The resumption of the peace talks after a 3-year break was hailed with skepticism from the start. According to many analysts of the Middle East, the "two states for two people" formula has already been overtaken by facts on the ground, with particular reference to the continued construction of Israeli settlements in the West Bank and the knot of Jerusalem, whose partition seems to have become increasingly difficul
Another major hurdle is the strife between the West Bank and Gaza. To date, despite various reconciliation attempts, the intra-Palestinian divide proved to be unbridgeable, so much so that under the current circumstances the "three states" option has begun to gain plausibility, albeit it would not perhaps be the best outcome for the Palestinians living in the Gaza Strip.
Against such a backdrop, skepticism is understandable.
At present, a "one-State situation" is in force, contemplating Israel plus Palestinian enclaves with limited self-ruling capabilities and freedom. That is the so-called "status quo," which is liable to remain unchanged as a permanent status if the peace process will fail once again or be abandoned.

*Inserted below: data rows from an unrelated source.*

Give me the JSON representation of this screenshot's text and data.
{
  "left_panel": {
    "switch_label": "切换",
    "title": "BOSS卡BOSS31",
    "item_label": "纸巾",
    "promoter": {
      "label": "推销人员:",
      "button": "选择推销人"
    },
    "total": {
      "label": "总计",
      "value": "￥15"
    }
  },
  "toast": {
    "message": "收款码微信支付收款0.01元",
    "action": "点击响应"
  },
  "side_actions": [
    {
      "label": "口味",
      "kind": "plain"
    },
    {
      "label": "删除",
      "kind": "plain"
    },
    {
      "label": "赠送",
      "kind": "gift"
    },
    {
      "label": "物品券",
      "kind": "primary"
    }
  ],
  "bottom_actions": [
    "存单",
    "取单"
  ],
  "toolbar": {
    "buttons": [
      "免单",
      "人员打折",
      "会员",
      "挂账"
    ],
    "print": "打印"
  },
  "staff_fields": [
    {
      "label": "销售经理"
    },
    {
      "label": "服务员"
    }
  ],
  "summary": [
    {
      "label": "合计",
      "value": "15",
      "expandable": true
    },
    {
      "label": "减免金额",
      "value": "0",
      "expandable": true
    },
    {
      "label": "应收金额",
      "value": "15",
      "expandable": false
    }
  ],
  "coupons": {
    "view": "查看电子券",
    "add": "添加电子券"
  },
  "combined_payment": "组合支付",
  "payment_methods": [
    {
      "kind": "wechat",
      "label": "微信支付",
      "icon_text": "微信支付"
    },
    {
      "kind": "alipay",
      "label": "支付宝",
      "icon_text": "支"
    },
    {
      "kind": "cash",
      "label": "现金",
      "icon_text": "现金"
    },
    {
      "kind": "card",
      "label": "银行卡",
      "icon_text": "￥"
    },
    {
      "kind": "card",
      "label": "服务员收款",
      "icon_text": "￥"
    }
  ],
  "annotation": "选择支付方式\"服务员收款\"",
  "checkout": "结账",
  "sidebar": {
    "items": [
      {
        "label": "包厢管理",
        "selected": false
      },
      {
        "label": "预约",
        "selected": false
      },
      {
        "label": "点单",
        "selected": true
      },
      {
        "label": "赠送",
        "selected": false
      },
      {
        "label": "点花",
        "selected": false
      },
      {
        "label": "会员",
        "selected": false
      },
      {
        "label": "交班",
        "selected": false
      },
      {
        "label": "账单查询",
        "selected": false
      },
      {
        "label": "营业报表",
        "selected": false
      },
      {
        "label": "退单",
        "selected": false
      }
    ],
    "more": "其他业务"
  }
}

As a matter of fact, the only viable and realistic way to provide the Palestinians with their own national state is through a negotiated settlement. Resorting to other means, such as war, may fulfill the appetite for revenge, but would also entail further distress and most probably to no avail, as the course of history has already demonstrated.
Here is why the Obama administration resolutely encouraged the revival of the peace talks. Obama paved the way to the new negotiations during his visit to Jerusalem in March 2013. His speech at the Hebrew university was meaningful and illustrative of the position of the United States.
Before an Israeli audience, Obama advocated the recognition of "the Palestinian people's right to self-determination and justice," pointing out that "an independent Palestine must be viable" and "real borders will have to be drawn.""Today, Israel is at a crossroads," he stated, adding that "only the Israelis can make the fundamental decisions" about the future of their country. In other words, Israel has the upper hand and thus holds the key to address major critical issues like the settlements and Jerusalem.
At the same time, though, not all responsibilities lie in the Israeli hands. Obama recalled the "historic opportunities" missed by the Palestinian leaders and stressed Israel's "right" to insist on its security needs, urging the Arab countries to normalize relations therewith − a request to be extended to the Islamic Republic of Iran.
The accent on the security of Israel is not being forced upon the United States by the AIPAC, rather derives from a logical consideration:
- The more insecure is the surrounding environment, the less likely Israel will ease its stances and meet the Palestinian demands, including as to the control of the Jordan Valley.
Therefore, the success of the peace process is deeply intertwined with the developments in the security domain across the whole Middle East. The attainment of a comprehensive settlement ensuring definitive peace and stability on a regional scale would not please the security interests of Israel only, but would be of great benefit for the Palestinians at the negotiating table as well.
To that end, all actors concerned should take on their share of responsibility and commit themselves to creating the proper security conditions, especially in the Levant, so as to steer the peace process toward a final status agreement.
Otherwise, the diplomatic efforts underway will turned out to be another wasted opportunity − perhaps the last one − to give a just and long-awaited solution to the Israeli-Palestinian conflict.